Reading through R. Murray Schafer’s The Soundscape: Our Sonic Environment and the Tuning of the World (1977, Destiny Books) the other night, I came across his discussion of church bells. He describes the church bell as a signal delineating the boundaries of a human habitation, as well as bringing its occupants together:
The most salient sound in the Christian community is the church bell. In a very real sense it defines the community, for the parish is an acoustic space, circumscribed by the range of the church bell. The church bell is a centripetal sound; it attracts and unifies the community in a social sense…
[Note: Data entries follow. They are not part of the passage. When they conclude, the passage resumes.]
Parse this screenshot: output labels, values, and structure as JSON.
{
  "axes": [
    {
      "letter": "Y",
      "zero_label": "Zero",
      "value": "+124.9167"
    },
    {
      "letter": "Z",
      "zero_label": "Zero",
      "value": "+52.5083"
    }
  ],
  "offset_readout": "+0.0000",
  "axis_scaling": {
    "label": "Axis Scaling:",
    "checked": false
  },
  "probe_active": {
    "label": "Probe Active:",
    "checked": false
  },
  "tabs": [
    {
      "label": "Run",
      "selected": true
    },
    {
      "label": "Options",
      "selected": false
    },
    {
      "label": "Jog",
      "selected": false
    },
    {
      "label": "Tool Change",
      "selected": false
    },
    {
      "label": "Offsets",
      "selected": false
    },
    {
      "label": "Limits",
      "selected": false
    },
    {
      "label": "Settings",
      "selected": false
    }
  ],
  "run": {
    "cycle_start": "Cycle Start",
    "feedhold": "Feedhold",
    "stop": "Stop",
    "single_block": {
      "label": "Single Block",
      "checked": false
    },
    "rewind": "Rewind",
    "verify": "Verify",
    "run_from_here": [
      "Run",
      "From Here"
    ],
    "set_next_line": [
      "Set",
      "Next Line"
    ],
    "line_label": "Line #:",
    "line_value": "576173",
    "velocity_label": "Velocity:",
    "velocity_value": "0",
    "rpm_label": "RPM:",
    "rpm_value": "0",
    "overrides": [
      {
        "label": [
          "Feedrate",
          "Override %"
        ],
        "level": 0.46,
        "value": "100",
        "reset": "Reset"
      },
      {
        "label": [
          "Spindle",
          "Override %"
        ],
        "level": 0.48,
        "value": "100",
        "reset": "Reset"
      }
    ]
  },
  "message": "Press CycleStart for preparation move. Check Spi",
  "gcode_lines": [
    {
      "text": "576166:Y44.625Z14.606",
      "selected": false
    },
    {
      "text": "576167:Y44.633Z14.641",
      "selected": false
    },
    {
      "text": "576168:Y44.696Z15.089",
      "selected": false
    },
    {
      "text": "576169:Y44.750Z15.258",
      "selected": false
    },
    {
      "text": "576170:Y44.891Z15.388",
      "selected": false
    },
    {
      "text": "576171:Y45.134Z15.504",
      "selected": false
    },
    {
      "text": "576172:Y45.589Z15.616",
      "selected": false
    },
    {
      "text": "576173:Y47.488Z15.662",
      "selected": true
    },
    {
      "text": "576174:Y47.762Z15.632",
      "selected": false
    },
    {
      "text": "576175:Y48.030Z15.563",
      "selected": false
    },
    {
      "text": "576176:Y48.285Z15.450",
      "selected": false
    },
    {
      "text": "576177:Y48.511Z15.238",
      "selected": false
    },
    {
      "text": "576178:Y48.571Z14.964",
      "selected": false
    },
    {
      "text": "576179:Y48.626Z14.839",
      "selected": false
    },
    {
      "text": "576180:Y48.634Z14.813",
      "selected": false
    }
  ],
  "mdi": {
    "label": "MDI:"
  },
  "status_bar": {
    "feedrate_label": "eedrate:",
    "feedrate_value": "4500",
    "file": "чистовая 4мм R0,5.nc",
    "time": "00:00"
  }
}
These bells were recorded on the rainy morning of 27 December, 2009–a setting which somehow reminds me of Yasushi Utsunomia’s incredible recordings of the concerts he organized in the Koukiji temple in Japan during a damp summer afternoon (Kougezan Koukiji – The Live [11th] Final Hyakusenmansyuuraku, 2002 Horen Records). And true to Schafer’s words, these bells reside directly in the middle of the acoustic space of the town–no efforts were made (or were even possible) to separate the sounds of the bells from the life both within the church and outside its walls. Why should life stop just because I want to record something?
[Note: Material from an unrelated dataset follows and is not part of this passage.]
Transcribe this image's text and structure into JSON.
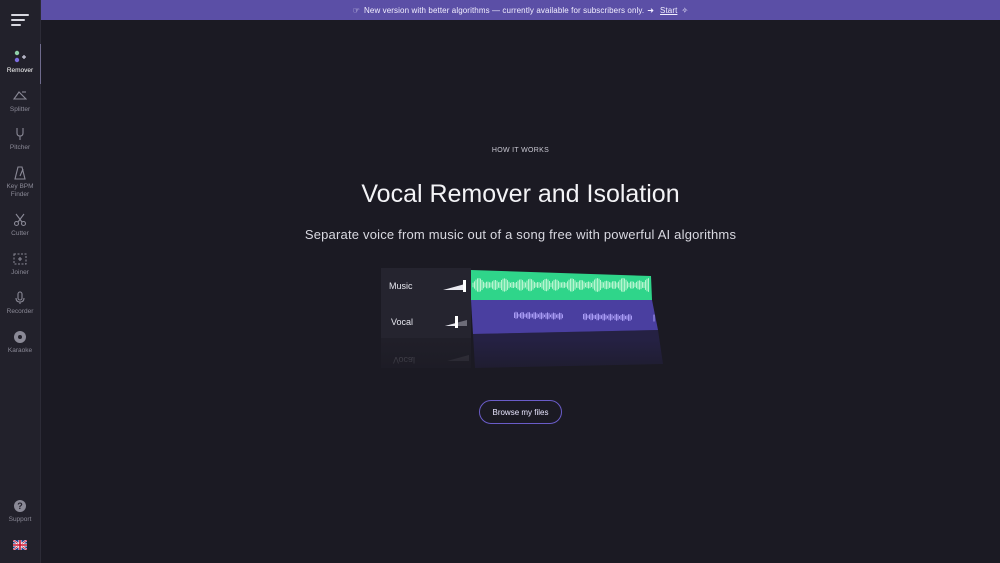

In the first track, we hear two klepalo (solid idiophones) played by Ivan Todorov Hadjipopov (wood) and George Lazarov Pitsin (metal). Ivan Hadjipopov then plays a solo on the four church bells in the second track, followed by George Pitsin in the third. The overtones heard during these solos defy description, and only the sounds of the town and the church-goers sporadically remind you that what you are listening to actually occurred on Earth. The final track is a solo played by Boris Ivanov Hadjipopov, and then we return to the rain…
The entire session was recorded in a single, continuous take, using two DPA 4060 capsules (mounted in my trusty Latvian mink-fur ushanka) and a Sound Devices 722 recorder, standing in the courtyard below the bell tower. My gratitude goes to Boris “Bobi” Hadjipopov, who organized the occasion, and to Elena Kaludova for her translation (and so much more). Photo by lite.
The entire collection can be downloaded as high-quality MP3s at: http://macumbista.net/files/sveta_troitsa.zip
These recordings can be shared and reused under the terms of the Creative Commons Attribution 3.0 license.